WORK REQUEST>
Search the data for the word "medal" and copy every line that contains it.

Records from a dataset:
┌──

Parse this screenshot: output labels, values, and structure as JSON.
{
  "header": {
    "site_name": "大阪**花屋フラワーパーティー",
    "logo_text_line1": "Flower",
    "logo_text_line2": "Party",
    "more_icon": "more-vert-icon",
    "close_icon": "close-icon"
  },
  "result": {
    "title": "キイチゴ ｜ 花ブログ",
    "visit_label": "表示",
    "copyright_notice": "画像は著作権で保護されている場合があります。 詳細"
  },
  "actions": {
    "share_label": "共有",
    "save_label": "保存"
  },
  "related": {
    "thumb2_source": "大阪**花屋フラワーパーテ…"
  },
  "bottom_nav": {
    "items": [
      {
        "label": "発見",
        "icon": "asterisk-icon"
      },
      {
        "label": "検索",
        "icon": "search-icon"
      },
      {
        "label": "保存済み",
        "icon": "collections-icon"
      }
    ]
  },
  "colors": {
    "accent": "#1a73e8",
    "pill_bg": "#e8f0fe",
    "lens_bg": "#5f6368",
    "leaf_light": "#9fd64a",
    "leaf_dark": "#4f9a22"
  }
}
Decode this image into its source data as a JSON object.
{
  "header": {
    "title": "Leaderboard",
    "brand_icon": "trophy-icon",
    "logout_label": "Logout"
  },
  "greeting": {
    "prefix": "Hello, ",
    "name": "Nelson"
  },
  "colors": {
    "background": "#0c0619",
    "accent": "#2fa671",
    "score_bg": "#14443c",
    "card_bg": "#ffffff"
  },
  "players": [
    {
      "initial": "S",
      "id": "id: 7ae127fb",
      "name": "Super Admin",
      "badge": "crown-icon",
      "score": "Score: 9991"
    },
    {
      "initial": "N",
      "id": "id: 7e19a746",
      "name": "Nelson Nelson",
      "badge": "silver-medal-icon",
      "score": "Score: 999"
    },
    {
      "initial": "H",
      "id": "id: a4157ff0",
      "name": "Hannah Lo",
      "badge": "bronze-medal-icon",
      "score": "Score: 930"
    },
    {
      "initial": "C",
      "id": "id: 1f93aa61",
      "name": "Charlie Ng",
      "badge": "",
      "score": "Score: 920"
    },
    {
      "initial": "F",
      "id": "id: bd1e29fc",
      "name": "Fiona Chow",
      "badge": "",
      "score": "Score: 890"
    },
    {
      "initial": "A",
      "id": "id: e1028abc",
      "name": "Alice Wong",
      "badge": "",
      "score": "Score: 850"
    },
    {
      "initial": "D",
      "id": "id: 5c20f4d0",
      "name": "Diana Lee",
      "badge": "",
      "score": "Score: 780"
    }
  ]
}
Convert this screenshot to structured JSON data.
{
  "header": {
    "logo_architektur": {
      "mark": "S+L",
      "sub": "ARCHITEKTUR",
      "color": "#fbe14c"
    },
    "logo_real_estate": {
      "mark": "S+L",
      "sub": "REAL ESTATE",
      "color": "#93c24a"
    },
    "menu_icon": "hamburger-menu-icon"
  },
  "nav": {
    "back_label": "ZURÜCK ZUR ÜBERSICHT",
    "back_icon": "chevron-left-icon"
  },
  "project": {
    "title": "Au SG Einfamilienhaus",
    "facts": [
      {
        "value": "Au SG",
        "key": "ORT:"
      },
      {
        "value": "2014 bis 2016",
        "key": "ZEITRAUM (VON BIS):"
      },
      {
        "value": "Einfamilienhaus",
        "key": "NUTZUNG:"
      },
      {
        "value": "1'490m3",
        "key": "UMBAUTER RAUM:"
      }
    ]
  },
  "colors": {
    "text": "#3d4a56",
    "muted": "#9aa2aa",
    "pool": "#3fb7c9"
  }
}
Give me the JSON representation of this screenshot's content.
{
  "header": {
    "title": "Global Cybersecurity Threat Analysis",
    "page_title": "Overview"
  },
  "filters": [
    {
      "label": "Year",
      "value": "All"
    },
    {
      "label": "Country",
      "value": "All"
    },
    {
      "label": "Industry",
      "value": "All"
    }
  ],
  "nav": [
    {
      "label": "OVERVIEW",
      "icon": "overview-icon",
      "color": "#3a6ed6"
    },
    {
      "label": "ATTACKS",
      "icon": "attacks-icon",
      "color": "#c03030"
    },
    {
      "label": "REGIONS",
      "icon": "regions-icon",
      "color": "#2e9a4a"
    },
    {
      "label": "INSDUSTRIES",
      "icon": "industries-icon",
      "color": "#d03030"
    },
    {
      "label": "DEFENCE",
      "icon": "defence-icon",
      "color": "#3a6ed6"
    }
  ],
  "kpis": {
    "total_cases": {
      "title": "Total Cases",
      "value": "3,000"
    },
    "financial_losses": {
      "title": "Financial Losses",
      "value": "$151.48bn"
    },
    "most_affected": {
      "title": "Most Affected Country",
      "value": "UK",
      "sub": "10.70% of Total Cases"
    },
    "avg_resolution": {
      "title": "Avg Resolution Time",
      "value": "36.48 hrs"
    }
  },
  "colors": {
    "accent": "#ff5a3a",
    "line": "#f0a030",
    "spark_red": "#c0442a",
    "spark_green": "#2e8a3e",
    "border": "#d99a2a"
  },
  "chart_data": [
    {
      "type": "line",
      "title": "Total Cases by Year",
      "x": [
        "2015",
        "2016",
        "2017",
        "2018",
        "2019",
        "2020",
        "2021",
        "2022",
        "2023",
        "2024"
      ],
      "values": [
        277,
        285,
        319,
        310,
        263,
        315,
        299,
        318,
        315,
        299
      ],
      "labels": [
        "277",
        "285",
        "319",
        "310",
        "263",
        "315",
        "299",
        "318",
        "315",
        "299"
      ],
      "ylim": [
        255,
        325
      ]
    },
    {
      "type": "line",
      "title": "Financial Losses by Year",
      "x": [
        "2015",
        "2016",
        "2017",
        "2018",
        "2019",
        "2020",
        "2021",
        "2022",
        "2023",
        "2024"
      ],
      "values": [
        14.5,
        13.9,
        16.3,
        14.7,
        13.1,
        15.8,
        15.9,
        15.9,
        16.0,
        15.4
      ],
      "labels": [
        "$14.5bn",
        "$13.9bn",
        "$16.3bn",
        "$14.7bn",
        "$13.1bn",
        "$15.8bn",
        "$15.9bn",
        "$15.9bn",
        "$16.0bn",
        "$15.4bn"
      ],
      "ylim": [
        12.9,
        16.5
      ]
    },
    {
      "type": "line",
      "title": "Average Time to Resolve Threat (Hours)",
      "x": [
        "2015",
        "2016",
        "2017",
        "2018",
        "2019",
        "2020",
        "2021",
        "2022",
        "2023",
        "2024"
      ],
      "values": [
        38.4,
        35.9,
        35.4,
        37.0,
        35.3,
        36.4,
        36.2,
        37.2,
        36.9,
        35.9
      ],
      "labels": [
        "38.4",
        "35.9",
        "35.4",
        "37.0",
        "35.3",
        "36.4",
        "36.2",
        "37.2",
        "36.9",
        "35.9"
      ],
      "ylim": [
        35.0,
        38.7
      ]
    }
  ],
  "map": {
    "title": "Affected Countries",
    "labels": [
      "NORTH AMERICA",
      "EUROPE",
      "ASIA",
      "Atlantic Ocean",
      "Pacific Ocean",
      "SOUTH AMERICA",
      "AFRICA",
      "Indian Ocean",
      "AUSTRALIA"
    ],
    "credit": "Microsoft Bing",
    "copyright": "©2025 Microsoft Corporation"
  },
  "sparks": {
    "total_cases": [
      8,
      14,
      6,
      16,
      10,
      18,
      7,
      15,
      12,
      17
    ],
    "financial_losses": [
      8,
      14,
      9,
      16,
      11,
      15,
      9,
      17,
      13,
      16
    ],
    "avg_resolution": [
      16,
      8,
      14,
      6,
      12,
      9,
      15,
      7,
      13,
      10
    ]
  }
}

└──

EXERCISE SOLUTION>
      "badge": "silver-medal-icon",
      "badge": "bronze-medal-icon",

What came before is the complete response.